__Your goal__: Print the records below exactly as they appear.

__Entries shown__:
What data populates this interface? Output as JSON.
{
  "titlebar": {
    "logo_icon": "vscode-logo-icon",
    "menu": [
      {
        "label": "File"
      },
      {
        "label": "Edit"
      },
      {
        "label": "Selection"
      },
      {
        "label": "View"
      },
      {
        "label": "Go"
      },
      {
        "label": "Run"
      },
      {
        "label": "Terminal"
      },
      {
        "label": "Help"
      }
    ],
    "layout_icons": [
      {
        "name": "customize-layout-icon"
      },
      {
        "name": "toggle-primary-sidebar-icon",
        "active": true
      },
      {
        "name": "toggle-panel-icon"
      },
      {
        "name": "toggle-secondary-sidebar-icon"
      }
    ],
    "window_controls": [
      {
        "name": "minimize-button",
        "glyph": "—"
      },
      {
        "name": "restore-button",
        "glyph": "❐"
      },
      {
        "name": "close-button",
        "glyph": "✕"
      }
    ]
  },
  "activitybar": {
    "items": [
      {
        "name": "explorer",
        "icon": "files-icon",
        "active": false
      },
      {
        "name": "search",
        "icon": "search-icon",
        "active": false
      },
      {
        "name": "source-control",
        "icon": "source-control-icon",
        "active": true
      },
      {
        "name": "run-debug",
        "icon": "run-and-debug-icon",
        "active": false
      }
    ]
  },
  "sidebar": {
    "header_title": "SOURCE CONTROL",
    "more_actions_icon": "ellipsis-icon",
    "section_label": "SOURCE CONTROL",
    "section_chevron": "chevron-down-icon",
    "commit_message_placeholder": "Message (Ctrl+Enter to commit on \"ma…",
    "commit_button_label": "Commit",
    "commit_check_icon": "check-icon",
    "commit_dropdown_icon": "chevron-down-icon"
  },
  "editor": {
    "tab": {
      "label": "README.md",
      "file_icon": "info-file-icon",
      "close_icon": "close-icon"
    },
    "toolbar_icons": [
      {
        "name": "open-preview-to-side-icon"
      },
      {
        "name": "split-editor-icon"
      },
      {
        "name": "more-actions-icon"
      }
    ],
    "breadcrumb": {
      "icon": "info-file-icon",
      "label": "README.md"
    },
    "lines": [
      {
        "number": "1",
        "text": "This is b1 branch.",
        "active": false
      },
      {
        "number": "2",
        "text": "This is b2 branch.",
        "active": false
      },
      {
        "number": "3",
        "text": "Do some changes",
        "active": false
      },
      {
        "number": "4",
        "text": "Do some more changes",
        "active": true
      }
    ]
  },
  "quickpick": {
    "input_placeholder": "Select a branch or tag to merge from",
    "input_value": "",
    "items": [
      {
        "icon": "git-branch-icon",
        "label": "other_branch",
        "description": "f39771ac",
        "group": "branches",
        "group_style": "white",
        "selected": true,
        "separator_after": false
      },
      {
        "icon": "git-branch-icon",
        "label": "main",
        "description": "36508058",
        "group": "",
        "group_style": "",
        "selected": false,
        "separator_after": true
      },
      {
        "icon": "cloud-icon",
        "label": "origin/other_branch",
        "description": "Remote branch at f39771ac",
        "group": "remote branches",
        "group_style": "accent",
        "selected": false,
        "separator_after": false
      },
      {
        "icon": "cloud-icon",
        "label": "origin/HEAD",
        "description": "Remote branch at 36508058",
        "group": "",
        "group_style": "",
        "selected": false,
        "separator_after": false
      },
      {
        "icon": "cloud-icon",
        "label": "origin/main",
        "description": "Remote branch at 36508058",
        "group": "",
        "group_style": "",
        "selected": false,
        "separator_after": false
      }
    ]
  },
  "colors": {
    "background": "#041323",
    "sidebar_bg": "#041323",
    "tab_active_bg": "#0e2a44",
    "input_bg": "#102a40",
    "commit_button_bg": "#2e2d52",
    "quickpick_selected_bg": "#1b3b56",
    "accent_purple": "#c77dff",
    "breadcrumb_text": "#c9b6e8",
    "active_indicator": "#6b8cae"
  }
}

__Response area__:
What data populates this interface? Output as JSON.
{
  "titlebar": {
    "logo_icon": "vscode-logo-icon",
    "menu": [
      {
        "label": "File"
      },
      {
        "label": "Edit"
      },
      {
        "label": "Selection"
      },
      {
        "label": "View"
      },
      {
        "label": "Go"
      },
      {
        "label": "Run"
      },
      {
        "label": "Terminal"
      },
      {
        "label": "Help"
      }
    ],
    "layout_icons": [
      {
        "name": "customize-layout-icon"
      },
      {
        "name": "toggle-primary-sidebar-icon",
        "active": true
      },
      {
        "name": "toggle-panel-icon"
      },
      {
        "name": "toggle-secondary-sidebar-icon"
      }
    ],
    "window_controls": [
      {
        "name": "minimize-button",
        "glyph": "—"
      },
      {
        "name": "restore-button",
        "glyph": "❐"
      },
      {
        "name": "close-button",
        "glyph": "✕"
      }
    ]
  },
  "activitybar": {
    "items": [
      {
        "name": "explorer",
        "icon": "files-icon",
        "active": false
      },
      {
        "name": "search",
        "icon": "search-icon",
        "active": false
      },
      {
        "name": "source-control",
        "icon": "source-control-icon",
        "active": true
      },
      {
        "name": "run-debug",
        "icon": "run-and-debug-icon",
        "active": false
      }
    ]
  },
  "sidebar": {
    "header_title": "SOURCE CONTROL",
    "more_actions_icon": "ellipsis-icon",
    "section_label": "SOURCE CONTROL",
    "section_chevron": "chevron-down-icon",
    "commit_message_placeholder": "Message (Ctrl+Enter to commit on \"ma…",
    "commit_button_label": "Commit",
    "commit_check_icon": "check-icon",
    "commit_dropdown_icon": "chevron-down-icon"
  },
  "editor": {
    "tab": {
      "label": "README.md",
      "file_icon": "info-file-icon",
      "close_icon": "close-icon"
    },
    "toolbar_icons": [
      {
        "name": "open-preview-to-side-icon"
      },
      {
        "name": "split-editor-icon"
      },
      {
        "name": "more-actions-icon"
      }
    ],
    "breadcrumb": {
      "icon": "info-file-icon",
      "label": "README.md"
    },
    "lines": [
      {
        "number": "1",
        "text": "This is b1 branch.",
        "active": false
      },
      {
        "number": "2",
        "text": "This is b2 branch.",
        "active": false
      },
      {
        "number": "3",
        "text": "Do some changes",
        "active": false
      },
      {
        "number": "4",
        "text": "Do some more changes",
        "active": true
      }
    ]
  },
  "quickpick": {
    "input_placeholder": "Select a branch or tag to merge from",
    "input_value": "",
    "items": [
      {
        "icon": "git-branch-icon",
        "label": "other_branch",
        "description": "f39771ac",
        "group": "branches",
        "group_style": "white",
        "selected": true,
        "separator_after": false
      },
      {
        "icon": "git-branch-icon",
        "label": "main",
        "description": "36508058",
        "group": "",
        "group_style": "",
        "selected": false,
        "separator_after": true
      },
      {
        "icon": "cloud-icon",
        "label": "origin/other_branch",
        "description": "Remote branch at f39771ac",
        "group": "remote branches",
        "group_style": "accent",
        "selected": false,
        "separator_after": false
      },
      {
        "icon": "cloud-icon",
        "label": "origin/HEAD",
        "description": "Remote branch at 36508058",
        "group": "",
        "group_style": "",
        "selected": false,
        "separator_after": false
      },
      {
        "icon": "cloud-icon",
        "label": "origin/main",
        "description": "Remote branch at 36508058",
        "group": "",
        "group_style": "",
        "selected": false,
        "separator_after": false
      }
    ]
  },
  "colors": {
    "background": "#041323",
    "sidebar_bg": "#041323",
    "tab_active_bg": "#0e2a44",
    "input_bg": "#102a40",
    "commit_button_bg": "#2e2d52",
    "quickpick_selected_bg": "#1b3b56",
    "accent_purple": "#c77dff",
    "breadcrumb_text": "#c9b6e8",
    "active_indicator": "#6b8cae"
  }
}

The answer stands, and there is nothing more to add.